Problem -
Spot each line in the records below where the word "with" occurs, then copy it.

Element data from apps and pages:
○ ○ ○ ○ ○ ○ ○
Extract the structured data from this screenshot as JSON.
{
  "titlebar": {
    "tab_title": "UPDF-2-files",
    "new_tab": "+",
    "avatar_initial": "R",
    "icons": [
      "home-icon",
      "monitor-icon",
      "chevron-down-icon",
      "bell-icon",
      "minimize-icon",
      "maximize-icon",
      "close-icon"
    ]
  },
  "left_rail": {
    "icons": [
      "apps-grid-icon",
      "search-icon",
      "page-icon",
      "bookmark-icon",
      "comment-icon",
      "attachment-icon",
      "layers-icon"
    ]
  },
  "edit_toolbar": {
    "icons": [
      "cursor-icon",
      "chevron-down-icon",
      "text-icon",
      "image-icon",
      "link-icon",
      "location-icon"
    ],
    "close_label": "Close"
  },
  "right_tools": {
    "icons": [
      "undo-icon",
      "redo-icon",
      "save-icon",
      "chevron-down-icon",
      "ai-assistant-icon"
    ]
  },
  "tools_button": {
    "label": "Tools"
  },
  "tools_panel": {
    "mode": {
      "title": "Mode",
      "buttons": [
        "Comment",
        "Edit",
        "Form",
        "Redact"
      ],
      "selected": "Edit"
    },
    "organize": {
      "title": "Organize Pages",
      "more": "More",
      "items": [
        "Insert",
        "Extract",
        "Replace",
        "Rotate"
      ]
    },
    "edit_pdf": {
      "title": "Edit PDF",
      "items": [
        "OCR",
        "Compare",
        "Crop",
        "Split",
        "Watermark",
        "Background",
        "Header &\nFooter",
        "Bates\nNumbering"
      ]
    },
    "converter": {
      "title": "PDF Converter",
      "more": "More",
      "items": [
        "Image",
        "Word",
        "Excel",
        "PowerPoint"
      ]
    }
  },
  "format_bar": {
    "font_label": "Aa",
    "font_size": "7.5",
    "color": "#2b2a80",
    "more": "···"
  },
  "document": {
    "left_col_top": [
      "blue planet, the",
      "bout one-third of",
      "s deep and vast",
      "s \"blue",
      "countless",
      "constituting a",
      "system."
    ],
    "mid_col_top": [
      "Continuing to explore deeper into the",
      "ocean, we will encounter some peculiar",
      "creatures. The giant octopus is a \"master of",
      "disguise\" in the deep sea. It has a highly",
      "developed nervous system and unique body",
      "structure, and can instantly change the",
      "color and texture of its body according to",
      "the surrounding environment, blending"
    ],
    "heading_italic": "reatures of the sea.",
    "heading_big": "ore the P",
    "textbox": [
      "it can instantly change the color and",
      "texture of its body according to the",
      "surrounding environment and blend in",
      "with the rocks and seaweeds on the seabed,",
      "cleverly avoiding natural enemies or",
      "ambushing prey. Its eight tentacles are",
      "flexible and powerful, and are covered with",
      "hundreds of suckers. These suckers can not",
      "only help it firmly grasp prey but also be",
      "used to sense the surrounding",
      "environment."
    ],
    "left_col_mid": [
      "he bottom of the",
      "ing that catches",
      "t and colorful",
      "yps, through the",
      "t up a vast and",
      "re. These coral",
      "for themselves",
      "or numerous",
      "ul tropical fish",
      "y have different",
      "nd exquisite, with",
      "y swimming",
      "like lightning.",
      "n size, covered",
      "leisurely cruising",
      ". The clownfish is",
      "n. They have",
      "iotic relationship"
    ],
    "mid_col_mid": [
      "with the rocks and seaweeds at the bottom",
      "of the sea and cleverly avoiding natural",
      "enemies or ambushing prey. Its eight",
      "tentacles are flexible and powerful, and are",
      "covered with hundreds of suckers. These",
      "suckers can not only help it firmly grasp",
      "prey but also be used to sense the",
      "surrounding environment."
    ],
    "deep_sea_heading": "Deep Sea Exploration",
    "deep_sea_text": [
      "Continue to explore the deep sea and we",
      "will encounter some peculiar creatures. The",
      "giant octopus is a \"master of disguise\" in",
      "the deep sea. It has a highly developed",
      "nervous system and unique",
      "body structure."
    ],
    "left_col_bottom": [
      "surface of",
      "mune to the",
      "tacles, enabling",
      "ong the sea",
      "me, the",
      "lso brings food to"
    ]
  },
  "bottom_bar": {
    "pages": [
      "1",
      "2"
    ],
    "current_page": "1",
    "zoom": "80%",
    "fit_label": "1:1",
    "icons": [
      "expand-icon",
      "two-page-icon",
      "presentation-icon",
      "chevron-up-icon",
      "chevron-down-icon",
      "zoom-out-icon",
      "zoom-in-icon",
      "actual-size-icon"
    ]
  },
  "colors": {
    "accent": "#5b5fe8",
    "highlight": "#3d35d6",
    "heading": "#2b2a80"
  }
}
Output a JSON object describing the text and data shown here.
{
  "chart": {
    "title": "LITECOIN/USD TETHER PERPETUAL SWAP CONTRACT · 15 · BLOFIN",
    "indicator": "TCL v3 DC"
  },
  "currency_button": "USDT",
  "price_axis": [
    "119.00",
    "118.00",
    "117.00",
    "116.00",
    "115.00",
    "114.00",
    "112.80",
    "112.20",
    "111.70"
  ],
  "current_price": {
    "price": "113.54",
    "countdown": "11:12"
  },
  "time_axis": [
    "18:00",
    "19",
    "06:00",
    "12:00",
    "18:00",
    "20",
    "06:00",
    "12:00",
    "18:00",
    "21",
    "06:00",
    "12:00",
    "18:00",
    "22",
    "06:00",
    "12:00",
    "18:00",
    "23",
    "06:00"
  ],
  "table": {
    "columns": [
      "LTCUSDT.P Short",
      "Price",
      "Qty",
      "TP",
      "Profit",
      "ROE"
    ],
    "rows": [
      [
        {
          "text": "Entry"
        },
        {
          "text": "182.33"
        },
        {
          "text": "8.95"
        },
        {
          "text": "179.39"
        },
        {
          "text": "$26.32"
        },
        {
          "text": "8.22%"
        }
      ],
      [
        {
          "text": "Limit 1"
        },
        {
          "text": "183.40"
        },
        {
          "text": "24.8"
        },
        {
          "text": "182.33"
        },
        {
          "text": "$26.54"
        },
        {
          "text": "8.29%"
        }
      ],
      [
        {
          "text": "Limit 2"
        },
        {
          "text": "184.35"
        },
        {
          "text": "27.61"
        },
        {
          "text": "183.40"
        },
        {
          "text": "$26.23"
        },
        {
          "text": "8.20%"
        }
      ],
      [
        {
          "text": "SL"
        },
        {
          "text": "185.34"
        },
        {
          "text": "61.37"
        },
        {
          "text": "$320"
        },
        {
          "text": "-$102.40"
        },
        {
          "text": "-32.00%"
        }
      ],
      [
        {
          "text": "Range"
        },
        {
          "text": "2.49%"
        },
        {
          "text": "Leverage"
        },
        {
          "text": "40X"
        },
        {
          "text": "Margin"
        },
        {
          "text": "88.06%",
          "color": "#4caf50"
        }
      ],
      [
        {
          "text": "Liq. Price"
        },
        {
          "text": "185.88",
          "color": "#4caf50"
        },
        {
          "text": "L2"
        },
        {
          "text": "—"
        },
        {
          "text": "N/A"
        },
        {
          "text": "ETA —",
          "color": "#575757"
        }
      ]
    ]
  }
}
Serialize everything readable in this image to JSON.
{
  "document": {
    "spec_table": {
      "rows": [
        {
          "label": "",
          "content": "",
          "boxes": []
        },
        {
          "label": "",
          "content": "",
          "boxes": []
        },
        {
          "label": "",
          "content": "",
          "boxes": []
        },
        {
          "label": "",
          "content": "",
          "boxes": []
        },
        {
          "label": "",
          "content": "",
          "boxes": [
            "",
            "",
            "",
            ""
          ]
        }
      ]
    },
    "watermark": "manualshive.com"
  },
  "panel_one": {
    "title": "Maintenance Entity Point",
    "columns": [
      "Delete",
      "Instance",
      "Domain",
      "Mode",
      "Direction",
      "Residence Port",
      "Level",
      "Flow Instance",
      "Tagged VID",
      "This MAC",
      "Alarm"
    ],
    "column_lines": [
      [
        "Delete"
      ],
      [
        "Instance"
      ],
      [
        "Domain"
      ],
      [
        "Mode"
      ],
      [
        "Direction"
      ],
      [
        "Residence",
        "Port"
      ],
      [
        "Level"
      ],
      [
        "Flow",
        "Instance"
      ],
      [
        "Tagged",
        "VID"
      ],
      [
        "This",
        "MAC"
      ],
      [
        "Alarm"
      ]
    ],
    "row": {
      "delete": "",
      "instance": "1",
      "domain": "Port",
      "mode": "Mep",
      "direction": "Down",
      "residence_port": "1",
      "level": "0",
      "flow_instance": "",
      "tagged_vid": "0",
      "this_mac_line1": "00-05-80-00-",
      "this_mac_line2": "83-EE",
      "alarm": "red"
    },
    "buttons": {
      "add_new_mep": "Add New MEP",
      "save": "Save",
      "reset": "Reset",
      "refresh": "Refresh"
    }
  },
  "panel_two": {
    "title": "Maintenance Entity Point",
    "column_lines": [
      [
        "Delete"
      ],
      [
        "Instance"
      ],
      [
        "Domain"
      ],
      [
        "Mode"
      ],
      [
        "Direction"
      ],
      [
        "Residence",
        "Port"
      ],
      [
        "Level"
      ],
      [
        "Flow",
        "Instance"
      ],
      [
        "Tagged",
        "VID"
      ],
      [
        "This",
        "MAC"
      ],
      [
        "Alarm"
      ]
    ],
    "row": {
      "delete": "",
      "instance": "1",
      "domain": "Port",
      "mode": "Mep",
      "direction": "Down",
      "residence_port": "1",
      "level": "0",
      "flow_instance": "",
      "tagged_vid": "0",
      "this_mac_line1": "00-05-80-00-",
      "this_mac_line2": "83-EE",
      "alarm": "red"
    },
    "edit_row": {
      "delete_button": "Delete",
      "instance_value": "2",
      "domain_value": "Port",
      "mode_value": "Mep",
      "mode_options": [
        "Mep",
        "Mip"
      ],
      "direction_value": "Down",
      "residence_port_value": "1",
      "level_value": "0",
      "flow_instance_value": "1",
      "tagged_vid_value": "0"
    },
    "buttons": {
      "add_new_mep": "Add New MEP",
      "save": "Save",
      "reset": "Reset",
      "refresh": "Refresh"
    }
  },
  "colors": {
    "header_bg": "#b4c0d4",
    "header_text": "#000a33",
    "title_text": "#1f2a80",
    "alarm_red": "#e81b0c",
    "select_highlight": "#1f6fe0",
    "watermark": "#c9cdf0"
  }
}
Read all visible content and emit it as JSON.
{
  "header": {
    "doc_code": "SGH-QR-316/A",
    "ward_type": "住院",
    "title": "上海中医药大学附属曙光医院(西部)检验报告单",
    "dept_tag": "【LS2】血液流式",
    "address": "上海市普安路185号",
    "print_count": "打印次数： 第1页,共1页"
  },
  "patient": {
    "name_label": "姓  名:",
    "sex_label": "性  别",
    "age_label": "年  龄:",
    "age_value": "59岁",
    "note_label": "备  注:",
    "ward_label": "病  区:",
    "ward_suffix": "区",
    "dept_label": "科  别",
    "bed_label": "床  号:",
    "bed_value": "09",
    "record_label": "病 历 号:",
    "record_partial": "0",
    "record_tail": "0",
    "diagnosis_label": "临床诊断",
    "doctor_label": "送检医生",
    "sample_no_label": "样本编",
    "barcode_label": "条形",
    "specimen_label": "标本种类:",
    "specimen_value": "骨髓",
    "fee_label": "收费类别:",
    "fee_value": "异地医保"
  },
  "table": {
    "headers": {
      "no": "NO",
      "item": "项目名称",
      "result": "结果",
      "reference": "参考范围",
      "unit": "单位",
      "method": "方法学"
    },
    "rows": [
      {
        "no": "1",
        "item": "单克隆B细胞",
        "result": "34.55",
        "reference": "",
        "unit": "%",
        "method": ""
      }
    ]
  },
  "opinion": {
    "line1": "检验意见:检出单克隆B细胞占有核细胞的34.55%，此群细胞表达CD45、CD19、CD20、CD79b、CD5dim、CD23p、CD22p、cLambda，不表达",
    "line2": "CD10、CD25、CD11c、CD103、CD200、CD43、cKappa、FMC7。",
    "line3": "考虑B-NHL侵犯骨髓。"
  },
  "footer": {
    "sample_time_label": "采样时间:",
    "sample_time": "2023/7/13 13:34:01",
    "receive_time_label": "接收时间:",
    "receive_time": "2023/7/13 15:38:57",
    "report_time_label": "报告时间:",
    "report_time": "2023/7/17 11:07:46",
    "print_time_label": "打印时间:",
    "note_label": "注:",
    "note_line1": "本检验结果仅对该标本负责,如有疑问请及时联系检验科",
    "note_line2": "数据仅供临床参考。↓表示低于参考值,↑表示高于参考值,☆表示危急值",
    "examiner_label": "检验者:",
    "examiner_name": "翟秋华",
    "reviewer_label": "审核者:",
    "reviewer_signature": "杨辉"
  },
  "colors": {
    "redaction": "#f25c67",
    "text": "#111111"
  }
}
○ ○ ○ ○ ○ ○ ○
Answer to the problem -
      "with the rocks and seaweeds on the seabed,",
      "flexible and powerful, and are covered with",
      "nd exquisite, with",
      "with the rocks and seaweeds at the bottom",
      "covered with hundreds of suckers. These",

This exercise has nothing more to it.